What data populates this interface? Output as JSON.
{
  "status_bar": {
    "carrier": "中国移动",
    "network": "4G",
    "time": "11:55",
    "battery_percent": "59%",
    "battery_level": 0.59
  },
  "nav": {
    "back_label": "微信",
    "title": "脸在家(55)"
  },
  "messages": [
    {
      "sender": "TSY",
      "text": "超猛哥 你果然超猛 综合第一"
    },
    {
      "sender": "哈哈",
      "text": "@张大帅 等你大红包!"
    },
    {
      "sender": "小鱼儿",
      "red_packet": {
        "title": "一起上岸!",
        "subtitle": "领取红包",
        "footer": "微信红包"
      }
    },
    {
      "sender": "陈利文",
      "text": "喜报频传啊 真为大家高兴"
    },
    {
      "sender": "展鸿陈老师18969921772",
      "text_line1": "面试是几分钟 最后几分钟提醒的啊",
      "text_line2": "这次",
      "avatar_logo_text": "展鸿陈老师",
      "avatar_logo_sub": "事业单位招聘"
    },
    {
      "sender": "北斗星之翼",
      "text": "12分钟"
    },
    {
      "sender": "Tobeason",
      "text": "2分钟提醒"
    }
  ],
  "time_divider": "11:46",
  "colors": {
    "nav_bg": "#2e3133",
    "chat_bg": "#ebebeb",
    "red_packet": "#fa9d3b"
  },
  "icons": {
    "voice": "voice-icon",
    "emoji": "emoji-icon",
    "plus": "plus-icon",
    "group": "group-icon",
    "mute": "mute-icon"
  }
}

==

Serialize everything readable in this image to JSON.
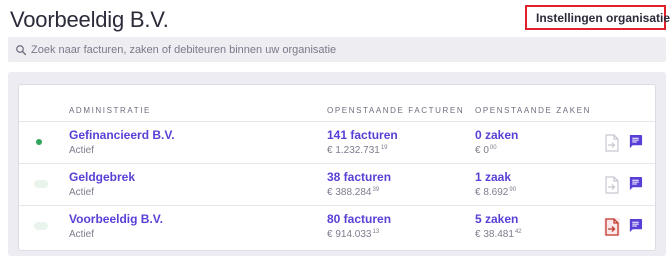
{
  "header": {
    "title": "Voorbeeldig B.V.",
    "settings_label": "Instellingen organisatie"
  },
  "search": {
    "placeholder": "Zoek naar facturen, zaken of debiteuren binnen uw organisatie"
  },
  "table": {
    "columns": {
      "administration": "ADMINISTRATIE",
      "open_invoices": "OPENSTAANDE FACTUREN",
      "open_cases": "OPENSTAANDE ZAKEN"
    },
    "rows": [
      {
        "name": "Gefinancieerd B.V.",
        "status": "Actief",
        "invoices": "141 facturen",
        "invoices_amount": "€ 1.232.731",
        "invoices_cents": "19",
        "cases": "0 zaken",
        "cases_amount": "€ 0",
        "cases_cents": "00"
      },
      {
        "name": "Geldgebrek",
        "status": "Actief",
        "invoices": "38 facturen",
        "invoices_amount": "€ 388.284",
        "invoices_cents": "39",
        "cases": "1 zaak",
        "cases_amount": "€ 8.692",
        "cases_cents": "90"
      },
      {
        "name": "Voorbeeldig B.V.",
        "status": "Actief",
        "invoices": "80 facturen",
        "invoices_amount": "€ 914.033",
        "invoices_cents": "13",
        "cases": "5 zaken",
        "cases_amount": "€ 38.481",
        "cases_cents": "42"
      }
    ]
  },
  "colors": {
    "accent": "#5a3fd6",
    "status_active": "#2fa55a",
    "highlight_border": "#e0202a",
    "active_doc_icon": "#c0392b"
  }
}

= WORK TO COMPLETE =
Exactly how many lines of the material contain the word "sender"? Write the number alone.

= ANSWER TO THIS TASK =
7